## WHAT TO WORK ON
Wherever the word "icon" turns up in a line of the entries, copy that line.

(Source records)

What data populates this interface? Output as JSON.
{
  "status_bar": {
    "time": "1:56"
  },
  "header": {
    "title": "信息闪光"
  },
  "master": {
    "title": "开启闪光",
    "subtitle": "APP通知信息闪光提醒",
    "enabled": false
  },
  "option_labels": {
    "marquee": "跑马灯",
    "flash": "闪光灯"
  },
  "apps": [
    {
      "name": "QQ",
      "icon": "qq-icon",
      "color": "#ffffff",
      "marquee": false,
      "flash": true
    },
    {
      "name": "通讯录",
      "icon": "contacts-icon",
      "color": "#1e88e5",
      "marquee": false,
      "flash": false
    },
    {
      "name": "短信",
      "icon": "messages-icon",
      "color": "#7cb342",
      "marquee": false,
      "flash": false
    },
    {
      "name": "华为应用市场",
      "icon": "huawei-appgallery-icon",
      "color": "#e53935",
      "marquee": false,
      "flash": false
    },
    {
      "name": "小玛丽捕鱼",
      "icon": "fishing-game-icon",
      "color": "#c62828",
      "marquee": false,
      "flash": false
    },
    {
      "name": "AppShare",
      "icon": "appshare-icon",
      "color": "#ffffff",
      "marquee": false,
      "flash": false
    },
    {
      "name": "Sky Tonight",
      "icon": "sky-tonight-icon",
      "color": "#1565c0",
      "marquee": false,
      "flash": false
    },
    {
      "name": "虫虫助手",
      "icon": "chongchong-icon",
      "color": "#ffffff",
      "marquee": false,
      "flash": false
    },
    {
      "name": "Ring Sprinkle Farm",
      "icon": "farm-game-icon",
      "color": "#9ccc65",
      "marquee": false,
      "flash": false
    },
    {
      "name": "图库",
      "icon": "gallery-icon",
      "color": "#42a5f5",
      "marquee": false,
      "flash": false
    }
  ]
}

## OUTPUT FOR THIS EXERCISE
      "icon": "qq-icon",
      "icon": "contacts-icon",
      "icon": "messages-icon",
      "icon": "huawei-appgallery-icon",
      "icon": "fishing-game-icon",
      "icon": "appshare-icon",
      "icon": "sky-tonight-icon",
      "icon": "chongchong-icon",
      "icon": "farm-game-icon",
      "icon": "gallery-icon",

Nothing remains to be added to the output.